Starting at the line with "Read all visible content and emit it as JSON.", return every line through the final one of the data, word for word. Pictures stay out.

::: Dataset extract

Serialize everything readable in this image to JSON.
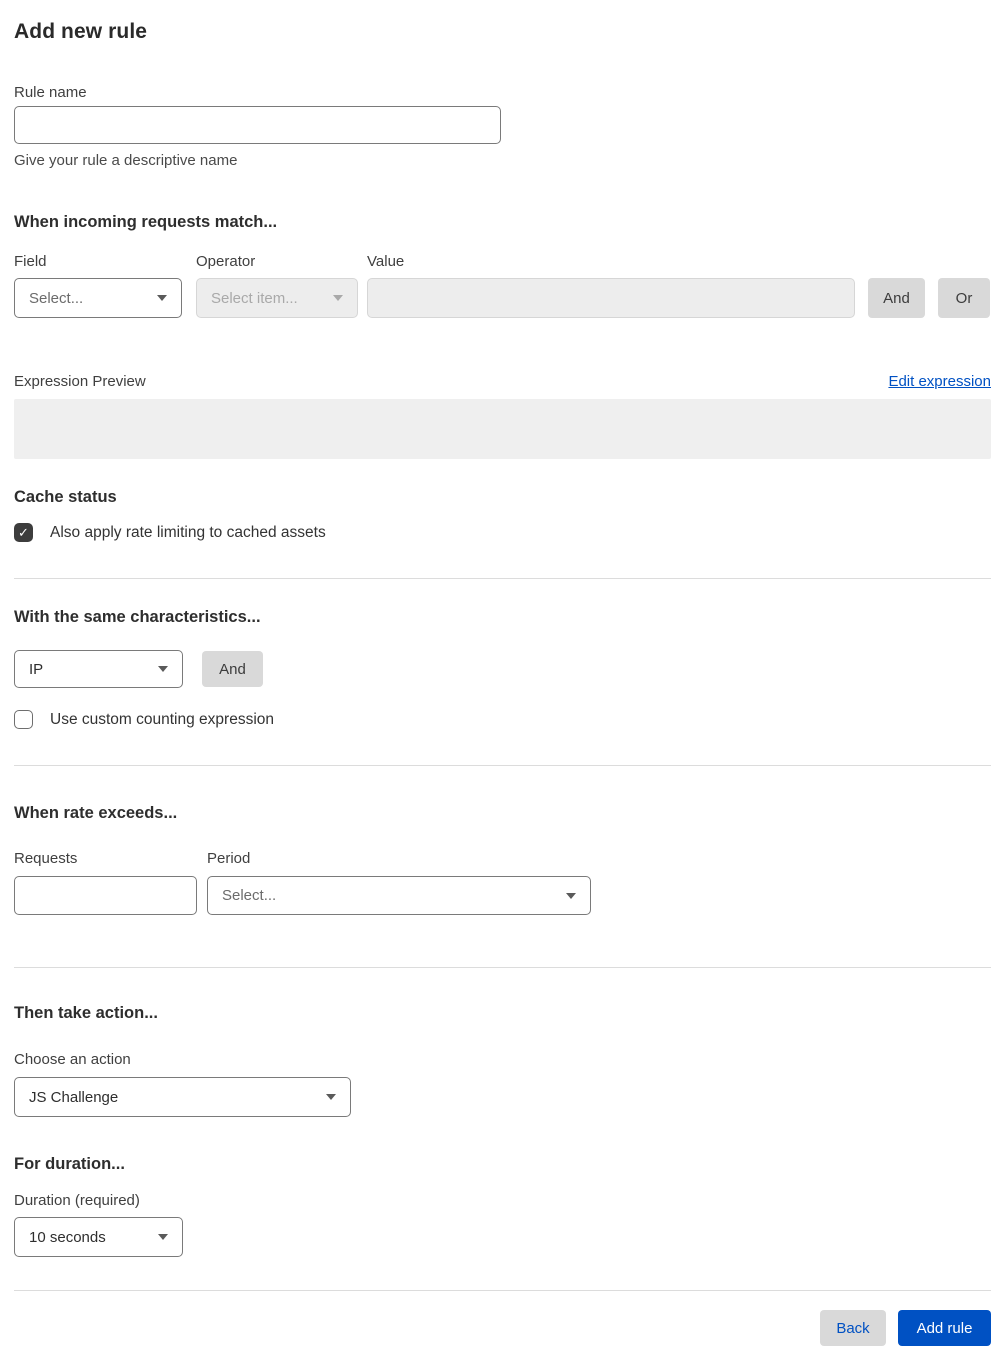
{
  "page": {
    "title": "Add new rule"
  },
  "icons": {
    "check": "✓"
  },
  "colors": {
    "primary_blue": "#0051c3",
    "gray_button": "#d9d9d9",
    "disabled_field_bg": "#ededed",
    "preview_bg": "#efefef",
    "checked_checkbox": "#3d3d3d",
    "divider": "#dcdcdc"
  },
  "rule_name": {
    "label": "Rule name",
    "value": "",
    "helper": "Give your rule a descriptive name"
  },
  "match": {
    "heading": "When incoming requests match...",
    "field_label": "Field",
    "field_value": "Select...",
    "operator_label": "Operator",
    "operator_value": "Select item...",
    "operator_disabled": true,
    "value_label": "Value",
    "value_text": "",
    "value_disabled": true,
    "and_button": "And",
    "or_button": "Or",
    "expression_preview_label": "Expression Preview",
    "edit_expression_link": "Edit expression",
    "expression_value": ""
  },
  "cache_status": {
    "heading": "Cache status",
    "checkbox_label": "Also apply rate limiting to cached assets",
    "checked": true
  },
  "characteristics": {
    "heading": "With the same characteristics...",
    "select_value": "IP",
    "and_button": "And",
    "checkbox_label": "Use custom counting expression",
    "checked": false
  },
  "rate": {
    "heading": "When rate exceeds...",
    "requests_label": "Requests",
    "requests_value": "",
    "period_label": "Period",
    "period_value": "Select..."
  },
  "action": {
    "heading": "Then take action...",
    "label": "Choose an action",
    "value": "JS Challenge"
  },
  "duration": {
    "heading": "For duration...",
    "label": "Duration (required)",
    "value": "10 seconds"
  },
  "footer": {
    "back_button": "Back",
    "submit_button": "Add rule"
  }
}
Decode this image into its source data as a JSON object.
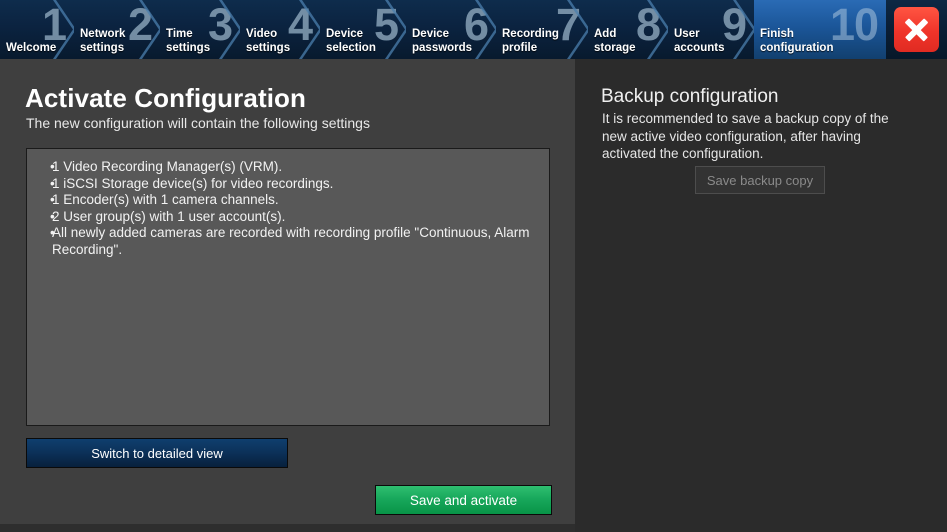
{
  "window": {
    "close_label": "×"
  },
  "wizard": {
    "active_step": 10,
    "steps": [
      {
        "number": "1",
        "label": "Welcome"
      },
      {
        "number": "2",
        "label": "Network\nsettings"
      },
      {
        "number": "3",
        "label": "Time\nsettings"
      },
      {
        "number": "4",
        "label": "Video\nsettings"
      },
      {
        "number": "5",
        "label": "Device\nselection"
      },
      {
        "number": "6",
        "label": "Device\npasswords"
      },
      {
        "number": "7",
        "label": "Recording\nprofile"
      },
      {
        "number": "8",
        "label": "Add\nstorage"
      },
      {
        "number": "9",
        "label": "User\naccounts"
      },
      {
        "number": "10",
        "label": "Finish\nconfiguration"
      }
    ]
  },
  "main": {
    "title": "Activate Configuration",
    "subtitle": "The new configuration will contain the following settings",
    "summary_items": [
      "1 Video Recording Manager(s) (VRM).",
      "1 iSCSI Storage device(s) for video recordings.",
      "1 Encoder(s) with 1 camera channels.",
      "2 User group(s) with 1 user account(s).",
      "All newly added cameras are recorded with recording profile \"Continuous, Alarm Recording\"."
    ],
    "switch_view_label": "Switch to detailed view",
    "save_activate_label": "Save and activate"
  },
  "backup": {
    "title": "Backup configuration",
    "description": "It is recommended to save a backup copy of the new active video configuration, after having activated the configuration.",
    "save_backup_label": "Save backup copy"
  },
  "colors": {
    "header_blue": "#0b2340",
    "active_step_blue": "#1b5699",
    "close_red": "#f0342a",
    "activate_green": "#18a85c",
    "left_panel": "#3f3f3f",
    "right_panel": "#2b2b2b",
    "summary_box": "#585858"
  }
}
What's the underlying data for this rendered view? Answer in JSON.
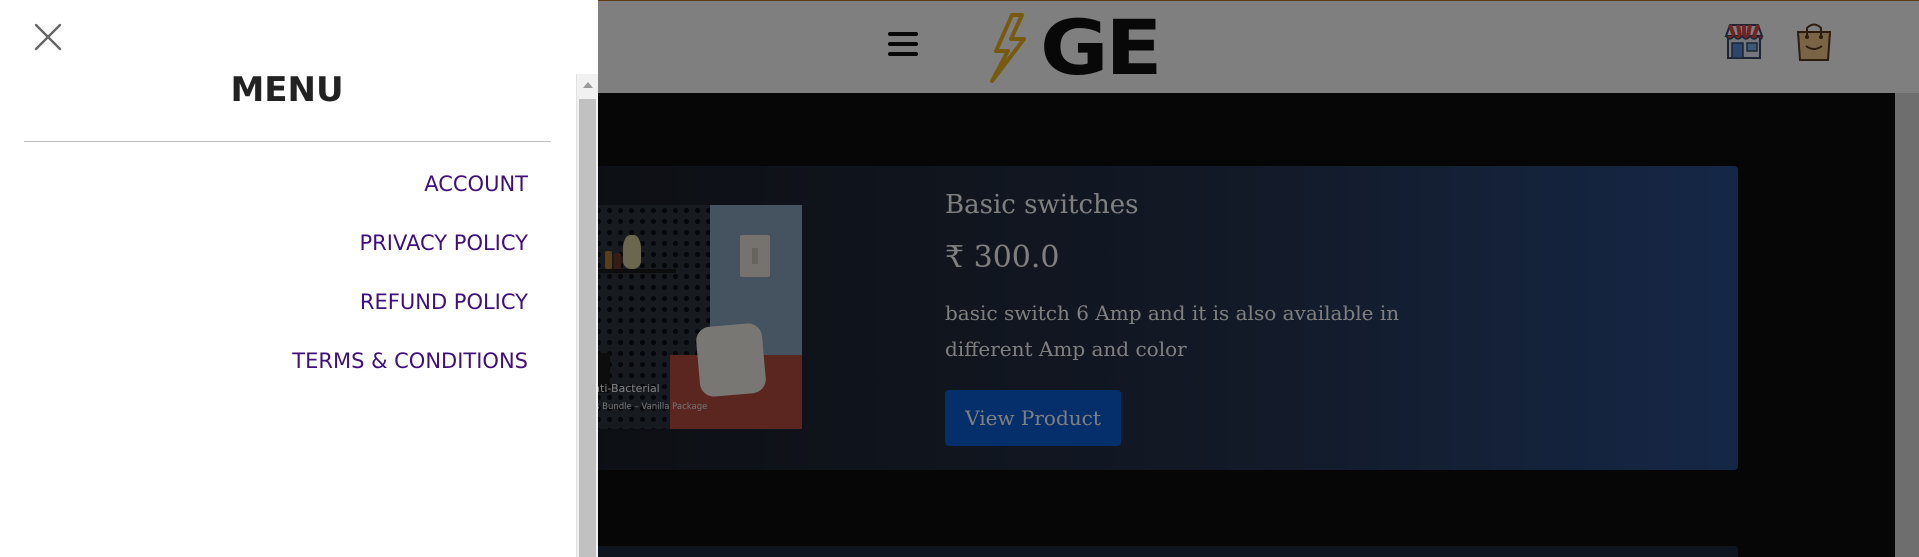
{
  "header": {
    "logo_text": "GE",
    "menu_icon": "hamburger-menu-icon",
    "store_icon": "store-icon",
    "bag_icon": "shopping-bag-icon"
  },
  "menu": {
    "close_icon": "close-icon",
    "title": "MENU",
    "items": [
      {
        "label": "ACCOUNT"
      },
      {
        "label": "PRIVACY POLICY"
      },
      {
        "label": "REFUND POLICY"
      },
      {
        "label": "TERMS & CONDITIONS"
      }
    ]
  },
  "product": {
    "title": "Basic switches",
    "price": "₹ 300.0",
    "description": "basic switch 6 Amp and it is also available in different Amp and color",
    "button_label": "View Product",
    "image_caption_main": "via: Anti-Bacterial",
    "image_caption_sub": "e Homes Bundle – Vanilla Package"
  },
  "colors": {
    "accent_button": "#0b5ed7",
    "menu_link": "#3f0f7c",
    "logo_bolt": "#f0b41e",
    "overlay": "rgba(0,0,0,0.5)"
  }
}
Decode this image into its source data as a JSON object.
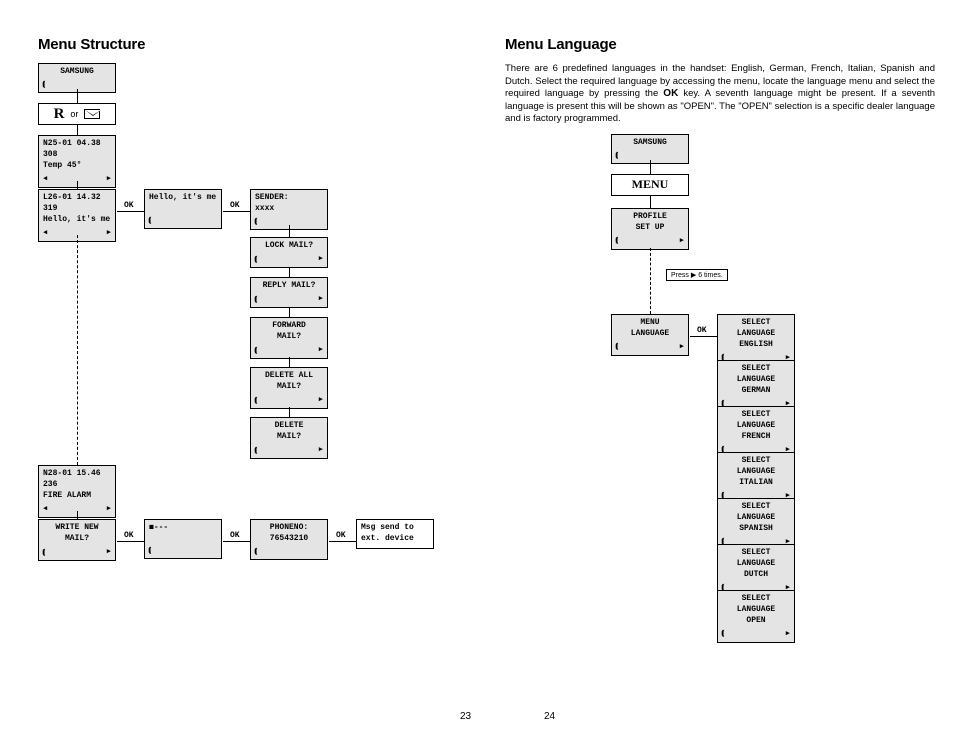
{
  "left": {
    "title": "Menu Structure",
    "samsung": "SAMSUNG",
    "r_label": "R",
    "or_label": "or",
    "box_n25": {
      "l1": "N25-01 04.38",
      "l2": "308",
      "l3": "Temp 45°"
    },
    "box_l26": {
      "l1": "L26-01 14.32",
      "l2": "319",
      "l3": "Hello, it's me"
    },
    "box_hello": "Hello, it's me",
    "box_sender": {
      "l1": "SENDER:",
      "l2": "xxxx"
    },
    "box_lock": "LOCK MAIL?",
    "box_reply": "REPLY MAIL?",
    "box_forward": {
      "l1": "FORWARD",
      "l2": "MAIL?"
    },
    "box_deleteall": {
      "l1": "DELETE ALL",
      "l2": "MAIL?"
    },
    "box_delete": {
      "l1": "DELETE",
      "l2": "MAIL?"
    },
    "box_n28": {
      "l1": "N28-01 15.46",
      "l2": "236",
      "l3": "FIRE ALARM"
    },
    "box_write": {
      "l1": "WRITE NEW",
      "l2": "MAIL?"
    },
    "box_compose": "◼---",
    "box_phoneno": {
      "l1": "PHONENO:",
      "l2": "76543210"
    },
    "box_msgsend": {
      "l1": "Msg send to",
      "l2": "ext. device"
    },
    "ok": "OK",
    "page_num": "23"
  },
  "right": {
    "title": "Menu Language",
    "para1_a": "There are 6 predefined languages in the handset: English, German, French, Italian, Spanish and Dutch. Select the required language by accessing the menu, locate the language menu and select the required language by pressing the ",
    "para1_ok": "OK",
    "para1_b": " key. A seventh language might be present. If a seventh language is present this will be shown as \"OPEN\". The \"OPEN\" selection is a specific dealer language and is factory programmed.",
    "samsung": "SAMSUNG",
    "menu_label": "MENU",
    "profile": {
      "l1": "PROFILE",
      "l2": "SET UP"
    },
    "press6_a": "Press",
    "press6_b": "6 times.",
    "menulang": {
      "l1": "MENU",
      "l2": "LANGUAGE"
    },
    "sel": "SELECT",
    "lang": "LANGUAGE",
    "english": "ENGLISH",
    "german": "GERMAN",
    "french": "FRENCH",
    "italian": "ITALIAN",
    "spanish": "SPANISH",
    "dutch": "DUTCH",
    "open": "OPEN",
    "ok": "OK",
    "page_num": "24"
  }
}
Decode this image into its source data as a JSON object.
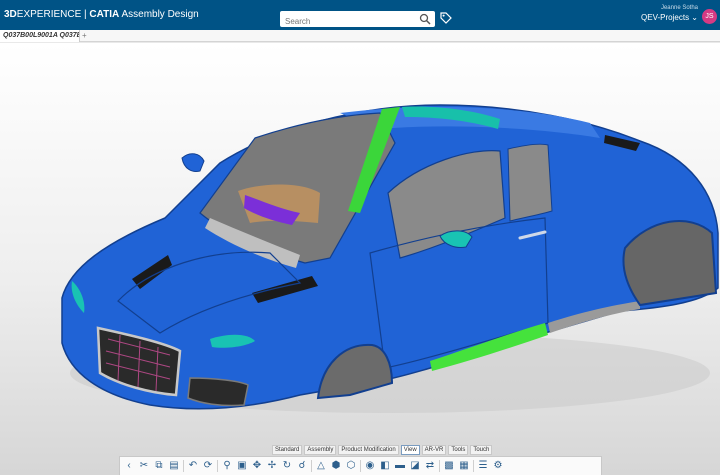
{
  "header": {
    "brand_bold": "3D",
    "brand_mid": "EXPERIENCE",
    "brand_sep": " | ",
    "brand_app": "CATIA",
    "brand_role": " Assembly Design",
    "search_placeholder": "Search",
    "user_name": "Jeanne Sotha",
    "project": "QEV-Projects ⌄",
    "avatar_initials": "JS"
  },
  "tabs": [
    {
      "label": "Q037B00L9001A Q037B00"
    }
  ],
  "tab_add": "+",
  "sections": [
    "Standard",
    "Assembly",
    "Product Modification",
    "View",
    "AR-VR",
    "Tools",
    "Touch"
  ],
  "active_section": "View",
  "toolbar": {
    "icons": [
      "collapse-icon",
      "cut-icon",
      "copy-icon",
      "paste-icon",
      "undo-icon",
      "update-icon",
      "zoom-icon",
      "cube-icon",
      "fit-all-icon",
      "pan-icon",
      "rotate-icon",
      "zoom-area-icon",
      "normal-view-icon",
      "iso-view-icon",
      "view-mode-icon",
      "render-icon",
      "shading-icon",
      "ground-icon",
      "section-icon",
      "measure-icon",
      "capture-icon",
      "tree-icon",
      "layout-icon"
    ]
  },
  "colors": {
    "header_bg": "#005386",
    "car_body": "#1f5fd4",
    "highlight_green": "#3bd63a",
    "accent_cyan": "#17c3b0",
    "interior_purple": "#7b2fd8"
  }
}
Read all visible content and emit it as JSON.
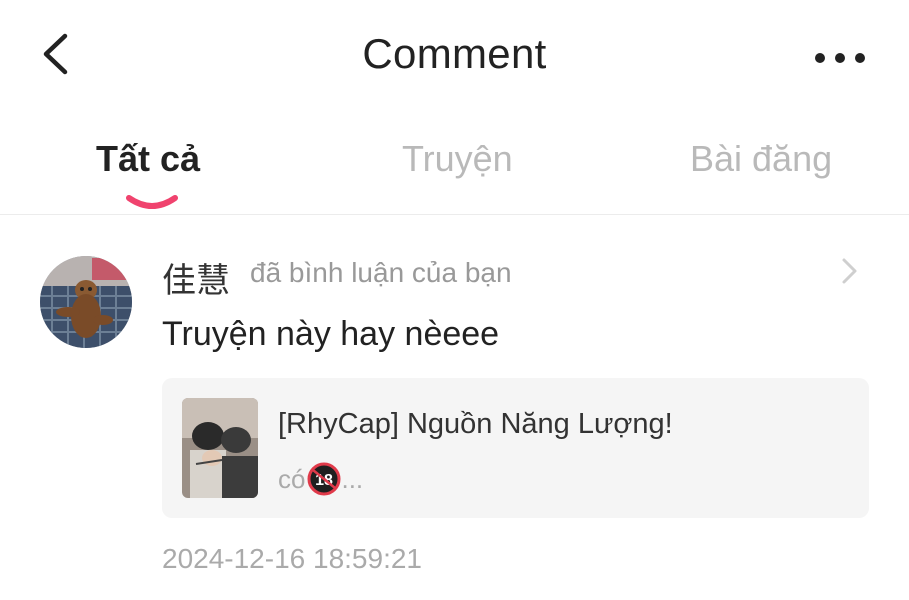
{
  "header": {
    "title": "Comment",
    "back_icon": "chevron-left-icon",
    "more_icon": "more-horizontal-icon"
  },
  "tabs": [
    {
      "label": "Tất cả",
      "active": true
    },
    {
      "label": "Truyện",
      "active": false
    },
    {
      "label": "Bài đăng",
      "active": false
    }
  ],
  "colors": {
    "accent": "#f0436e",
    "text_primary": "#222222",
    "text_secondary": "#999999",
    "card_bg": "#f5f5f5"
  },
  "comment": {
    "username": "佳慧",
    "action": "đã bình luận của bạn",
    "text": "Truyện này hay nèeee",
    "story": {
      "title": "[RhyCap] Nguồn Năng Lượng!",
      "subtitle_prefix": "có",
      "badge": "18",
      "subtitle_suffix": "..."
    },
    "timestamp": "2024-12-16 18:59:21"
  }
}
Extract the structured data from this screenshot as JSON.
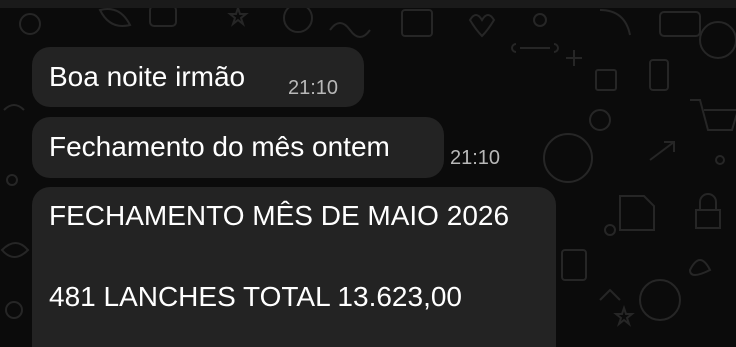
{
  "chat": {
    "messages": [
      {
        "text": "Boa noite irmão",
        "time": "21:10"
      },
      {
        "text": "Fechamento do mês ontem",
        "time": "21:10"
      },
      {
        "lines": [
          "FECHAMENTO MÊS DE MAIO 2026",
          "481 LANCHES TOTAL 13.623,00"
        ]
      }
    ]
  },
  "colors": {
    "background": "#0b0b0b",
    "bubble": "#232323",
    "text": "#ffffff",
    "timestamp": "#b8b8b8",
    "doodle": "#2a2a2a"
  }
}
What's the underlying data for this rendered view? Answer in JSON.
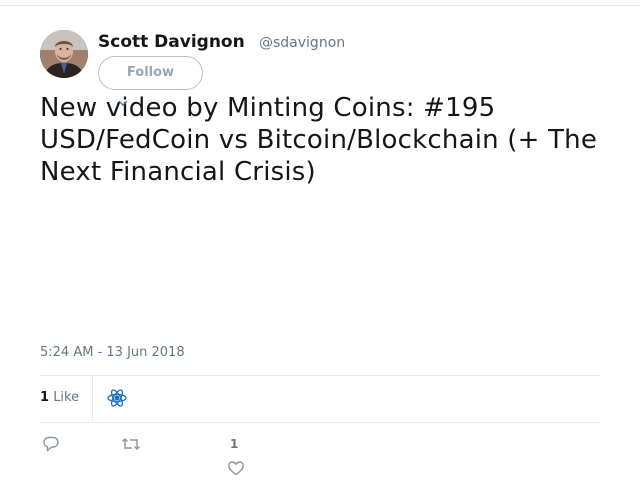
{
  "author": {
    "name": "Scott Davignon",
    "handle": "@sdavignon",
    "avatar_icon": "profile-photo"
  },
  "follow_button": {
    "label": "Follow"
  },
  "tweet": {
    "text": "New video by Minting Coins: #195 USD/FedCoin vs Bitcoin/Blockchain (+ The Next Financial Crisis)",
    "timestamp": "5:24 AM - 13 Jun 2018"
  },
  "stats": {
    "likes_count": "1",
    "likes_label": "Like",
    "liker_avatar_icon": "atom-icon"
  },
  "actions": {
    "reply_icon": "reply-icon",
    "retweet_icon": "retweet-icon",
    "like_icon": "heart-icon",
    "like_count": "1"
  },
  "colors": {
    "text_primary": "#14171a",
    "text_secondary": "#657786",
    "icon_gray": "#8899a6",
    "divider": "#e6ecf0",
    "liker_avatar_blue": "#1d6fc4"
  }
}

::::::

## Written solution
Read all visible content and emit it as JSON.
{
  "header": {
    "title": "Comment",
    "back_icon": "chevron-left-icon",
    "more_icon": "more-horizontal-icon"
  },
  "tabs": [
    {
      "label": "Tất cả",
      "active": true
    },
    {
      "label": "Truyện",
      "active": false
    },
    {
      "label": "Bài đăng",
      "active": false
    }
  ],
  "colors": {
    "accent": "#f0436e",
    "text_primary": "#222222",
    "text_secondary": "#999999",
    "card_bg": "#f5f5f5"
  },
  "comment": {
    "username": "佳慧",
    "action": "đã bình luận của bạn",
    "text": "Truyện này hay nèeee",
    "story": {
      "title": "[RhyCap] Nguồn Năng Lượng!",
      "subtitle_prefix": "có",
      "badge": "18",
      "subtitle_suffix": "..."
    },
    "timestamp": "2024-12-16 18:59:21"
  }
}
Extract the structured data from this screenshot as JSON.
{
  "chat": {
    "messages": [
      {
        "text": "Boa noite irmão",
        "time": "21:10"
      },
      {
        "text": "Fechamento do mês ontem",
        "time": "21:10"
      },
      {
        "lines": [
          "FECHAMENTO MÊS DE MAIO 2026",
          "481 LANCHES TOTAL 13.623,00"
        ]
      }
    ]
  },
  "colors": {
    "background": "#0b0b0b",
    "bubble": "#232323",
    "text": "#ffffff",
    "timestamp": "#b8b8b8",
    "doodle": "#2a2a2a"
  }
}
What's the underlying data for this rendered view? Answer in JSON.
{
  "author": {
    "name": "Scott Davignon",
    "handle": "@sdavignon",
    "avatar_icon": "profile-photo"
  },
  "follow_button": {
    "label": "Follow"
  },
  "tweet": {
    "text": "New video by Minting Coins: #195 USD/FedCoin vs Bitcoin/Blockchain (+ The Next Financial Crisis)",
    "timestamp": "5:24 AM - 13 Jun 2018"
  },
  "stats": {
    "likes_count": "1",
    "likes_label": "Like",
    "liker_avatar_icon": "atom-icon"
  },
  "actions": {
    "reply_icon": "reply-icon",
    "retweet_icon": "retweet-icon",
    "like_icon": "heart-icon",
    "like_count": "1"
  },
  "colors": {
    "text_primary": "#14171a",
    "text_secondary": "#657786",
    "icon_gray": "#8899a6",
    "divider": "#e6ecf0",
    "liker_avatar_blue": "#1d6fc4"
  }
}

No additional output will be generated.